## Your assignment
The lines below that include "List" are to be found and copied.

*** Records for processing ***

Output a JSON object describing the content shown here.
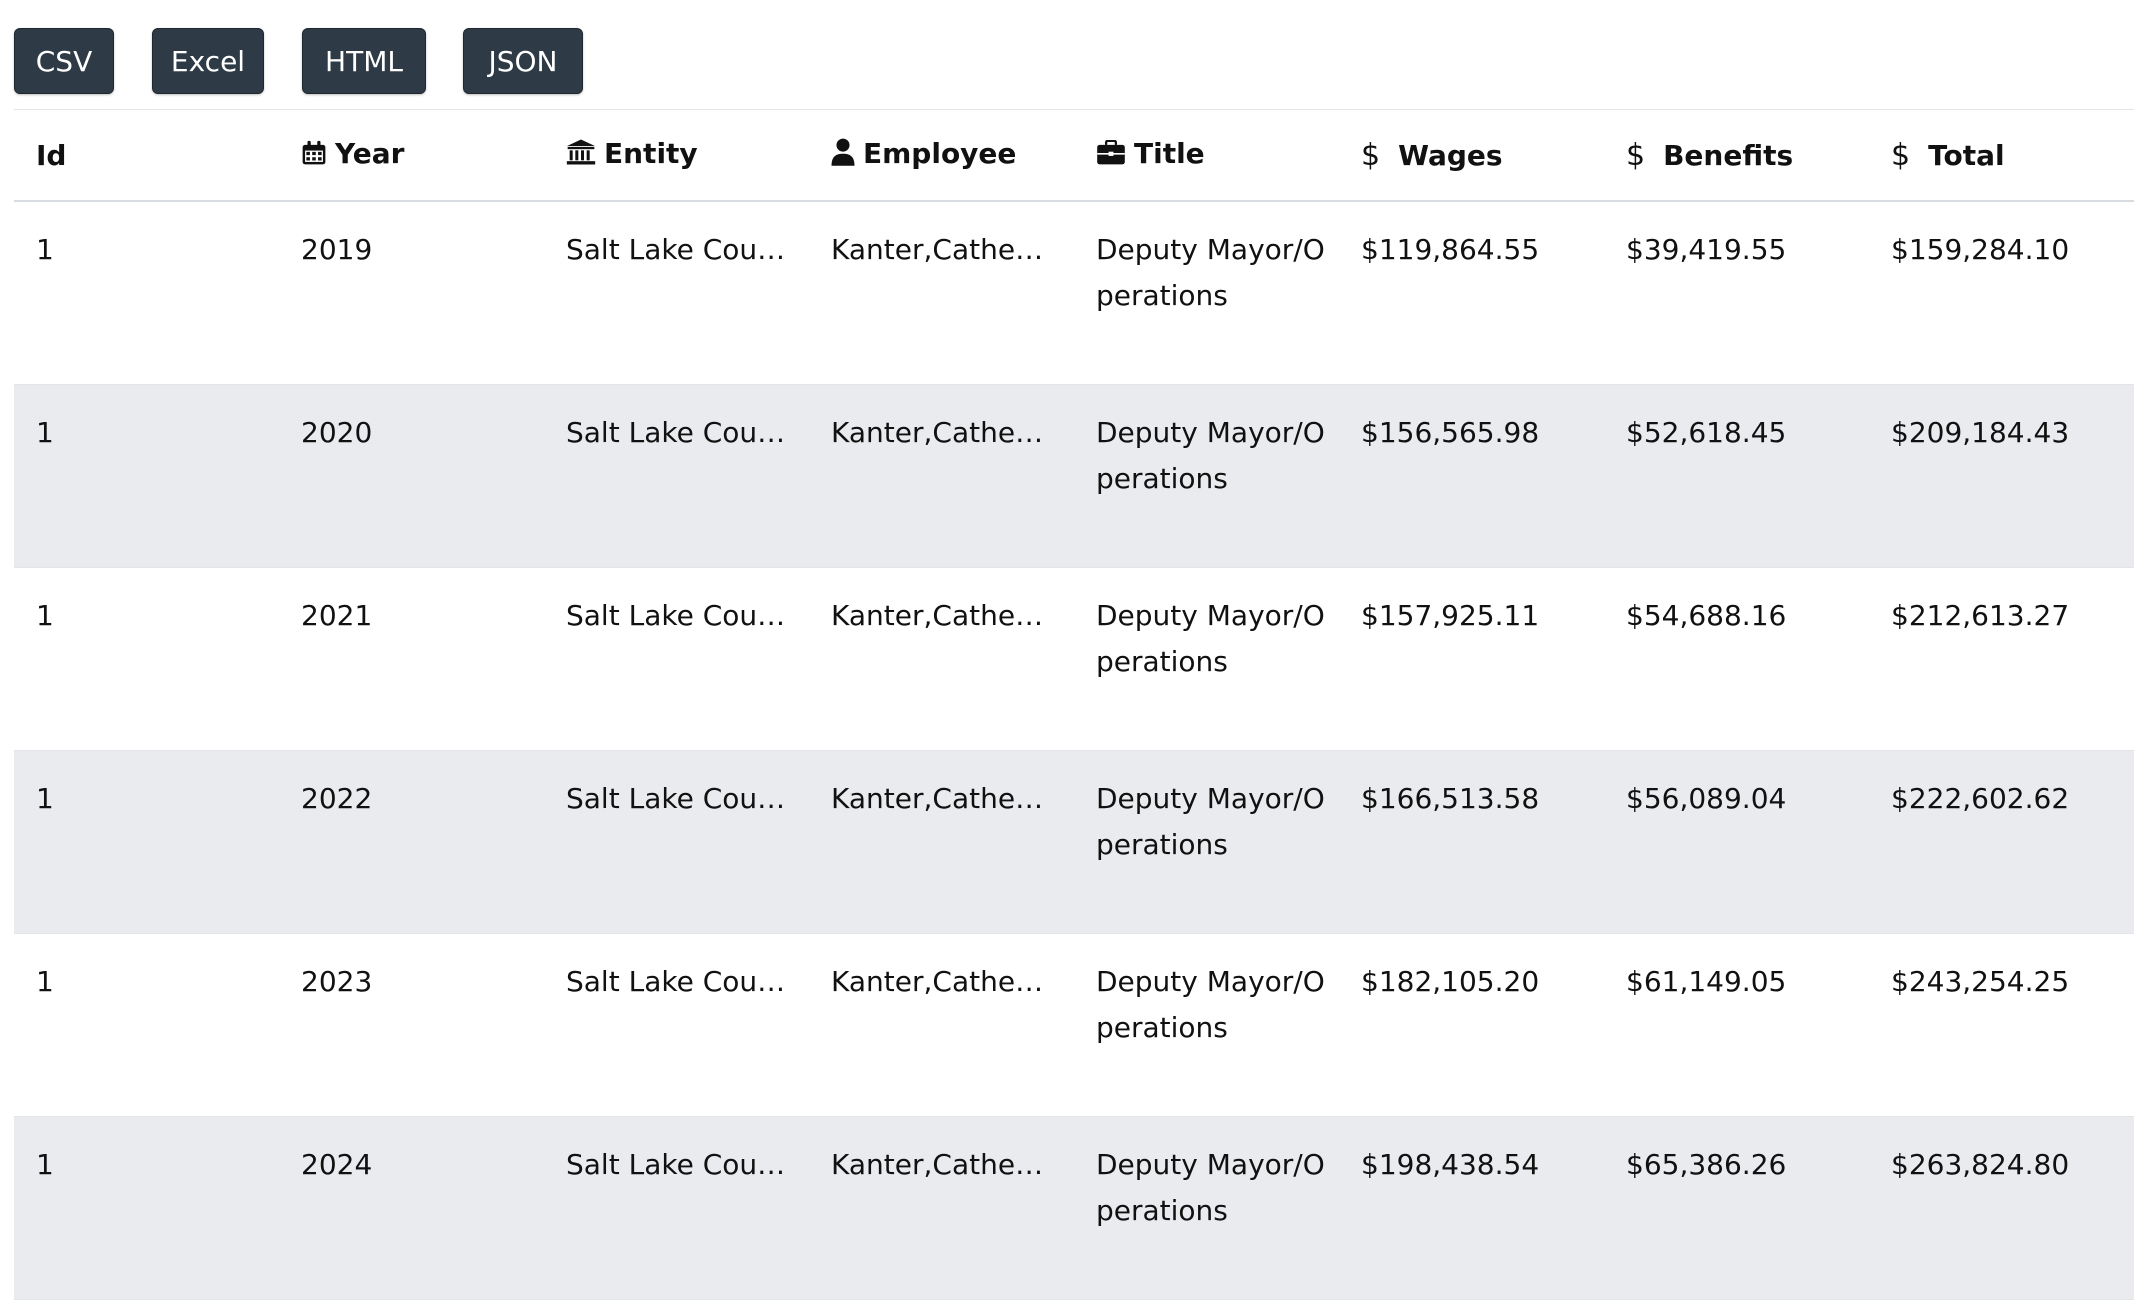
{
  "toolbar": {
    "buttons": [
      {
        "label": "CSV"
      },
      {
        "label": "Excel"
      },
      {
        "label": "HTML"
      },
      {
        "label": "JSON"
      }
    ]
  },
  "table": {
    "headers": {
      "id": "Id",
      "year": "Year",
      "entity": "Entity",
      "employee": "Employee",
      "title": "Title",
      "wages": "Wages",
      "benefits": "Benefits",
      "total": "Total"
    },
    "header_icons": {
      "year": "calendar-icon",
      "entity": "bank-icon",
      "employee": "user-icon",
      "title": "briefcase-icon",
      "wages": "dollar-icon",
      "benefits": "dollar-icon",
      "total": "dollar-icon"
    },
    "rows": [
      {
        "id": "1",
        "year": "2019",
        "entity": "Salt Lake County",
        "employee": "Kanter,Catherine",
        "title": "Deputy Mayor/Operations",
        "wages": "$119,864.55",
        "benefits": "$39,419.55",
        "total": "$159,284.10"
      },
      {
        "id": "1",
        "year": "2020",
        "entity": "Salt Lake County",
        "employee": "Kanter,Catherine",
        "title": "Deputy Mayor/Operations",
        "wages": "$156,565.98",
        "benefits": "$52,618.45",
        "total": "$209,184.43"
      },
      {
        "id": "1",
        "year": "2021",
        "entity": "Salt Lake County",
        "employee": "Kanter,Catherine",
        "title": "Deputy Mayor/Operations",
        "wages": "$157,925.11",
        "benefits": "$54,688.16",
        "total": "$212,613.27"
      },
      {
        "id": "1",
        "year": "2022",
        "entity": "Salt Lake County",
        "employee": "Kanter,Catherine",
        "title": "Deputy Mayor/Operations",
        "wages": "$166,513.58",
        "benefits": "$56,089.04",
        "total": "$222,602.62"
      },
      {
        "id": "1",
        "year": "2023",
        "entity": "Salt Lake County",
        "employee": "Kanter,Catherine",
        "title": "Deputy Mayor/Operations",
        "wages": "$182,105.20",
        "benefits": "$61,149.05",
        "total": "$243,254.25"
      },
      {
        "id": "1",
        "year": "2024",
        "entity": "Salt Lake County",
        "employee": "Kanter,Catherine",
        "title": "Deputy Mayor/Operations",
        "wages": "$198,438.54",
        "benefits": "$65,386.26",
        "total": "$263,824.80"
      }
    ]
  },
  "colors": {
    "button_bg": "#2e3a46",
    "button_text": "#ffffff",
    "row_alt_bg": "#eaebee",
    "border": "#e3e5e8"
  }
}
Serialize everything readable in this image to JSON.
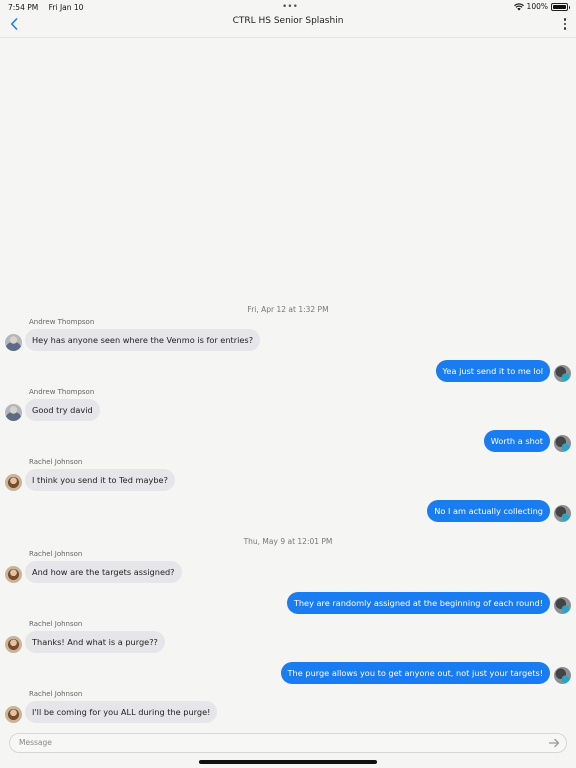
{
  "status_bar": {
    "time": "7:54 PM",
    "date": "Fri Jan 10",
    "dots": "•••",
    "battery_text": "100%",
    "battery_level": 1.0
  },
  "nav": {
    "title": "CTRL HS Senior Splashin"
  },
  "timestamps": [
    "Fri, Apr 12 at 1:32 PM",
    "Thu, May 9 at 12:01 PM"
  ],
  "messages": [
    {
      "sender": "Andrew Thompson",
      "text": "Hey has anyone seen where the Venmo is for entries?"
    },
    {
      "text": "Yea just send it to me lol"
    },
    {
      "sender": "Andrew Thompson",
      "text": "Good try david"
    },
    {
      "text": "Worth a shot"
    },
    {
      "sender": "Rachel Johnson",
      "text": "I think you send it to Ted maybe?"
    },
    {
      "text": "No I am actually collecting"
    },
    {
      "sender": "Rachel Johnson",
      "text": "And how are the targets assigned?"
    },
    {
      "text": "They are randomly assigned at the beginning of each round!"
    },
    {
      "sender": "Rachel Johnson",
      "text": "Thanks! And what is a purge??"
    },
    {
      "text": "The purge allows you to get anyone out, not just your targets!"
    },
    {
      "sender": "Rachel Johnson",
      "text": "I'll be coming for you ALL during the purge!"
    }
  ],
  "composer": {
    "placeholder": "Message"
  },
  "colors": {
    "outgoing_bubble": "#1a7cf1",
    "incoming_bubble": "#e6e6ea",
    "accent": "#1a7cf1",
    "background": "#f5f5f3"
  },
  "icons": {
    "back": "chevron-left-icon",
    "more": "vertical-ellipsis-icon",
    "send": "send-arrow-icon",
    "wifi": "wifi-icon",
    "battery": "battery-icon"
  }
}
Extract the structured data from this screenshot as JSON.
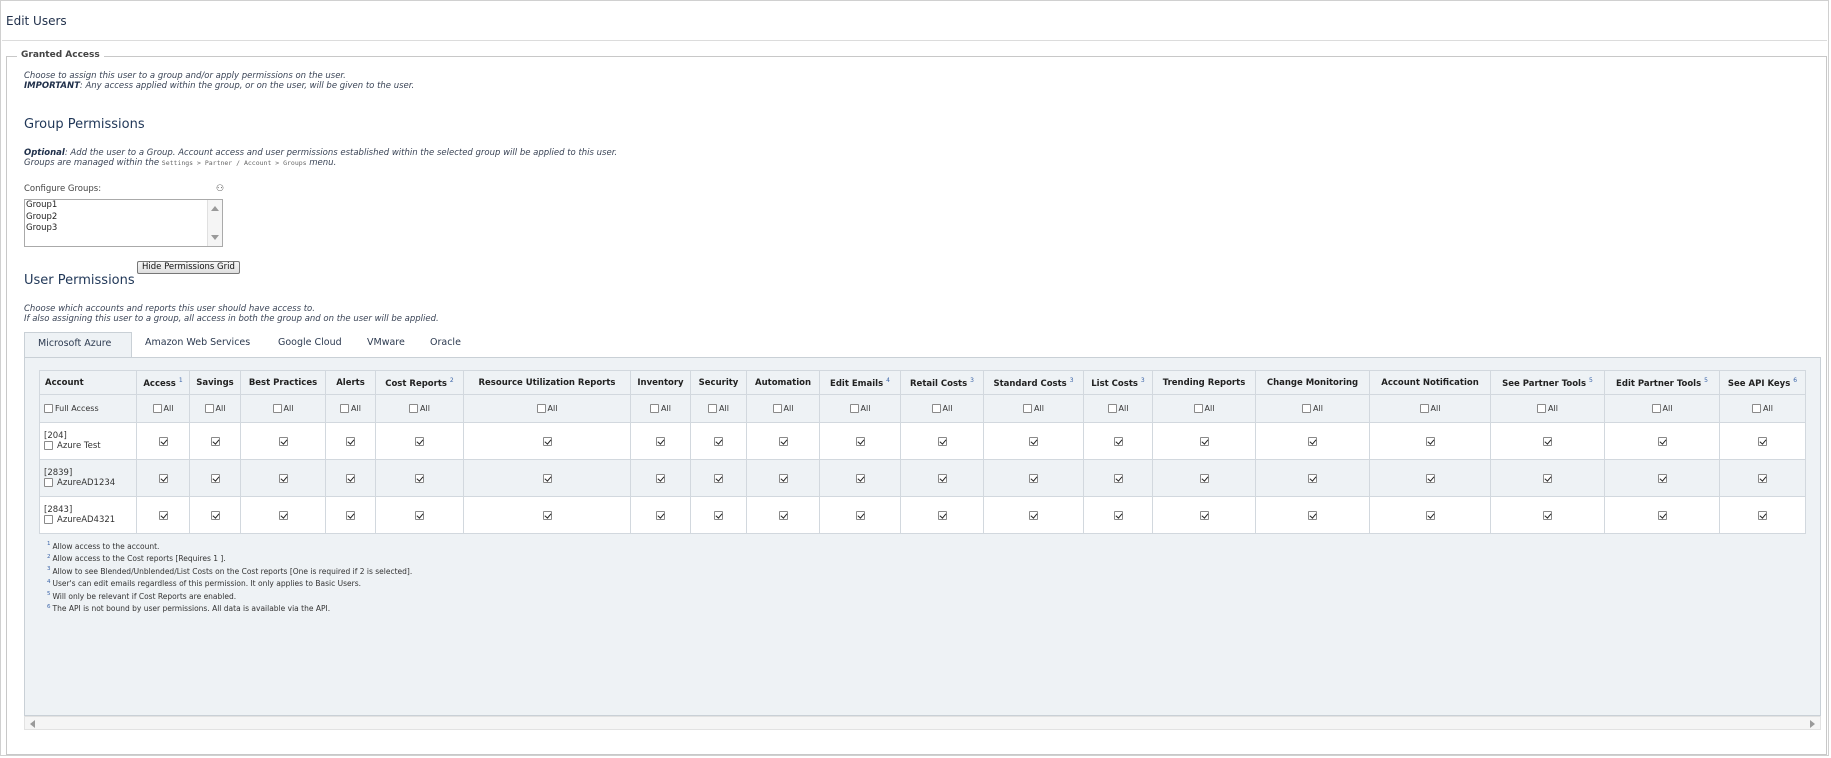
{
  "page": {
    "title": "Edit Users"
  },
  "granted_access": {
    "legend": "Granted Access",
    "intro_line1": "Choose to assign this user to a group and/or apply permissions on the user.",
    "important_label": "IMPORTANT",
    "important_text": ": Any access applied within the group, or on the user, will be given to the user."
  },
  "group_permissions": {
    "heading": "Group Permissions",
    "optional_label": "Optional",
    "optional_text": ": Add the user to a Group. Account access and user permissions established within the selected group will be applied to this user.",
    "managed_prefix": "Groups are managed within the",
    "managed_path": "Settings > Partner / Account > Groups",
    "managed_suffix": "menu.",
    "configure_label": "Configure Groups:",
    "groups": [
      "Group1",
      "Group2",
      "Group3"
    ],
    "binoculars_icon": "binoculars-icon"
  },
  "user_permissions": {
    "heading": "User Permissions",
    "toggle_button": "Hide Permissions Grid",
    "desc_line1": "Choose which accounts and reports this user should have access to.",
    "desc_line2": "If also assigning this user to a group, all access in both the group and on the user will be applied."
  },
  "tabs": [
    {
      "label": "Microsoft Azure",
      "active": true
    },
    {
      "label": "Amazon Web Services",
      "active": false
    },
    {
      "label": "Google Cloud",
      "active": false
    },
    {
      "label": "VMware",
      "active": false
    },
    {
      "label": "Oracle",
      "active": false
    }
  ],
  "grid": {
    "account_header": "Account",
    "full_access_label": "Full Access",
    "all_label": "All",
    "columns": [
      {
        "label": "Access",
        "note": "1"
      },
      {
        "label": "Savings",
        "note": ""
      },
      {
        "label": "Best Practices",
        "note": ""
      },
      {
        "label": "Alerts",
        "note": ""
      },
      {
        "label": "Cost Reports",
        "note": "2"
      },
      {
        "label": "Resource Utilization Reports",
        "note": ""
      },
      {
        "label": "Inventory",
        "note": ""
      },
      {
        "label": "Security",
        "note": ""
      },
      {
        "label": "Automation",
        "note": ""
      },
      {
        "label": "Edit Emails",
        "note": "4"
      },
      {
        "label": "Retail Costs",
        "note": "3"
      },
      {
        "label": "Standard Costs",
        "note": "3"
      },
      {
        "label": "List Costs",
        "note": "3"
      },
      {
        "label": "Trending Reports",
        "note": ""
      },
      {
        "label": "Change Monitoring",
        "note": ""
      },
      {
        "label": "Account Notification",
        "note": ""
      },
      {
        "label": "See Partner Tools",
        "note": "5"
      },
      {
        "label": "Edit Partner Tools",
        "note": "5"
      },
      {
        "label": "See API Keys",
        "note": "6"
      }
    ],
    "rows": [
      {
        "id": "[204]",
        "name": "Azure Test",
        "checked": true
      },
      {
        "id": "[2839]",
        "name": "AzureAD1234",
        "checked": true
      },
      {
        "id": "[2843]",
        "name": "AzureAD4321",
        "checked": true
      }
    ]
  },
  "notes": [
    {
      "n": "1",
      "text": "Allow access to the account."
    },
    {
      "n": "2",
      "text": "Allow access to the Cost reports [Requires  1 ]."
    },
    {
      "n": "3",
      "text": "Allow to see Blended/Unblended/List Costs on the Cost reports [One is required if  2  is selected]."
    },
    {
      "n": "4",
      "text": "User's can edit emails regardless of this permission. It only applies to Basic Users."
    },
    {
      "n": "5",
      "text": "Will only be relevant if Cost Reports are enabled."
    },
    {
      "n": "6",
      "text": "The API is not bound by user permissions. All data is available via the API."
    }
  ]
}
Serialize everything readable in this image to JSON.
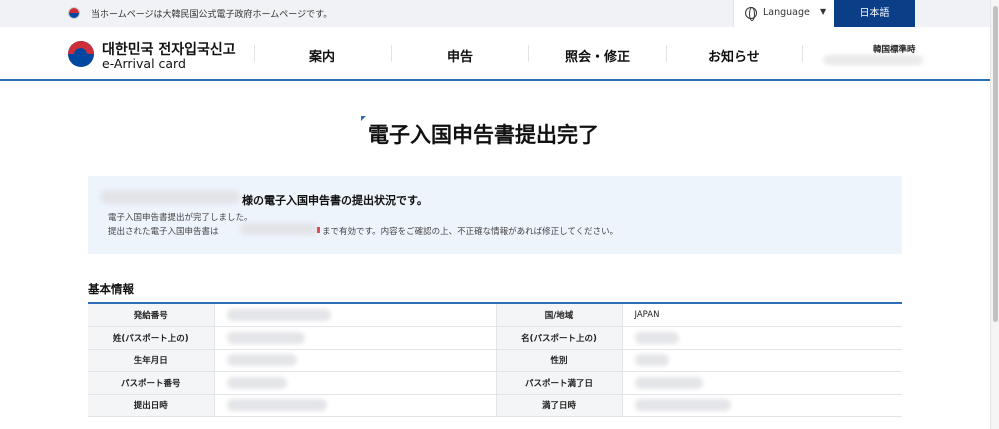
{
  "topbar": {
    "notice": "当ホームページは大韓民国公式電子政府ホームページです。",
    "language_label": "Language",
    "language_button": "日本語"
  },
  "header": {
    "brand_ko": "대한민국 전자입국신고",
    "brand_en": "e-Arrival card",
    "nav": [
      "案内",
      "申告",
      "照会・修正",
      "お知らせ"
    ],
    "time_label": "韓国標準時"
  },
  "page": {
    "title": "電子入国申告書提出完了"
  },
  "status": {
    "headline_suffix": "様の電子入国申告書の提出状況です。",
    "line1": "電子入国申告書提出が完了しました。",
    "line2_prefix": "提出された電子入国申告書は",
    "line2_suffix": "まで有効です。内容をご確認の上、不正確な情報があれば修正してください。"
  },
  "basic_info": {
    "title": "基本情報",
    "rows": [
      {
        "label_left": "発給番号",
        "label_right": "国/地域",
        "value_right": "JAPAN"
      },
      {
        "label_left": "姓(パスポート上の)",
        "label_right": "名(パスポート上の)",
        "value_right": ""
      },
      {
        "label_left": "生年月日",
        "label_right": "性別",
        "value_right": ""
      },
      {
        "label_left": "パスポート番号",
        "label_right": "パスポート満了日",
        "value_right": ""
      },
      {
        "label_left": "提出日時",
        "label_right": "満了日時",
        "value_right": ""
      }
    ]
  },
  "colors": {
    "brand_blue": "#0a3f88",
    "accent_blue": "#2d6db5",
    "status_bg": "#eef4fc"
  }
}
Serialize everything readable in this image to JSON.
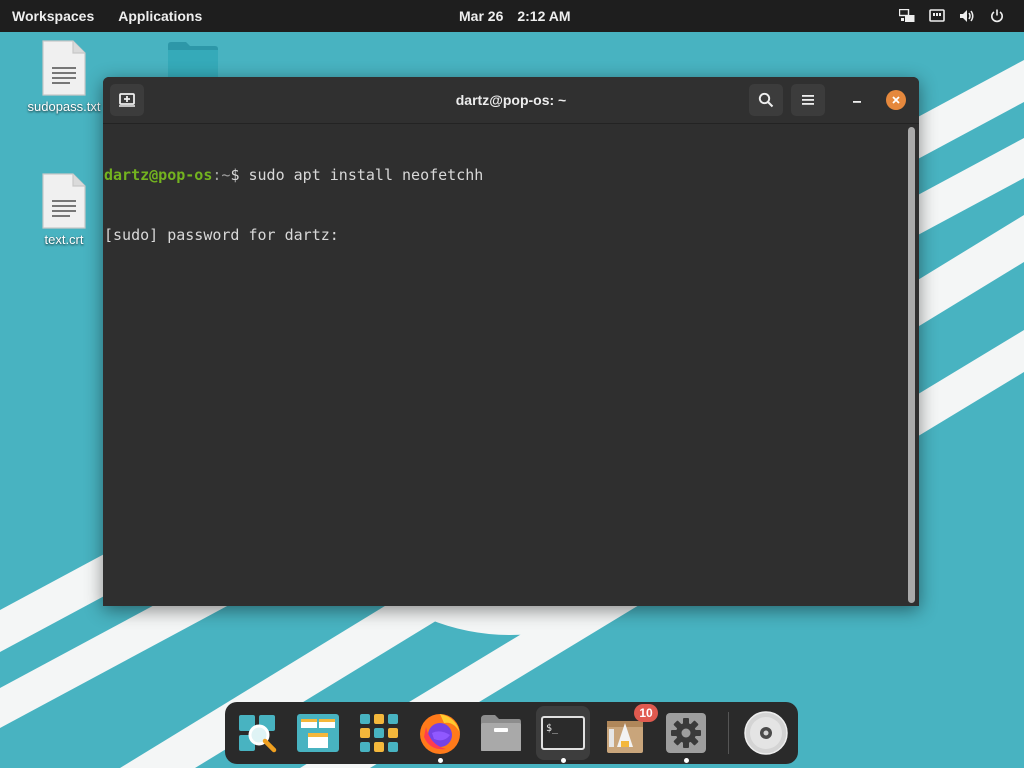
{
  "top_panel": {
    "workspaces_label": "Workspaces",
    "applications_label": "Applications",
    "date": "Mar 26",
    "time": "2:12 AM",
    "tray_icons": [
      "workspace-switcher-icon",
      "network-icon",
      "volume-icon",
      "power-icon"
    ]
  },
  "desktop": {
    "icons": [
      {
        "label": "sudopass.txt",
        "icon": "text-file-icon"
      },
      {
        "label": "text.crt",
        "icon": "text-file-icon"
      },
      {
        "label": "",
        "icon": "folder-icon"
      }
    ]
  },
  "terminal": {
    "title": "dartz@pop-os: ~",
    "prompt_user": "dartz@pop-os",
    "prompt_path": ":~",
    "prompt_symbol": "$",
    "command": " sudo apt install neofetchh",
    "output_line": "[sudo] password for dartz:",
    "header_buttons": [
      "new-tab-icon",
      "search-icon",
      "menu-icon",
      "minimize-icon",
      "close-icon"
    ]
  },
  "dock": {
    "items": [
      {
        "name": "launcher",
        "icon": "launcher-search-icon",
        "running": false
      },
      {
        "name": "workspaces",
        "icon": "workspaces-icon",
        "running": false
      },
      {
        "name": "applications",
        "icon": "app-grid-icon",
        "running": false
      },
      {
        "name": "firefox",
        "icon": "firefox-icon",
        "running": true
      },
      {
        "name": "files",
        "icon": "files-icon",
        "running": false
      },
      {
        "name": "terminal",
        "icon": "terminal-icon",
        "running": true,
        "active": true
      },
      {
        "name": "pop-shop",
        "icon": "pop-shop-icon",
        "running": false,
        "badge": "10"
      },
      {
        "name": "settings",
        "icon": "settings-gear-icon",
        "running": true
      },
      {
        "name": "disc",
        "icon": "optical-disc-icon",
        "running": false
      }
    ],
    "terminal_icon_text": "$_"
  },
  "colors": {
    "wallpaper": "#48b3c1",
    "panel": "#1e1e1e",
    "terminal_bg": "#2f2f2f",
    "prompt_green": "#73b31f",
    "close_orange": "#e5883d",
    "badge_red": "#e05a4f"
  }
}
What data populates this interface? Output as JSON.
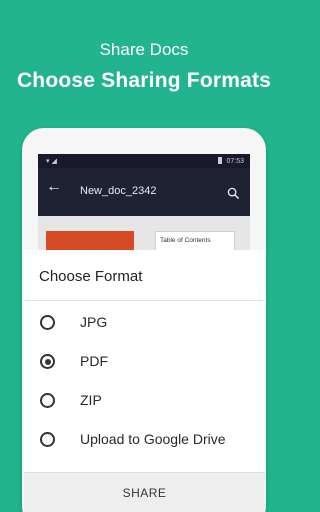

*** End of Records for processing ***

## Response to this task
        "label": "List Costs",
      "text": "Allow to see Blended/Unblended/List Costs on the Cost reports [One is required if  2  is selected]."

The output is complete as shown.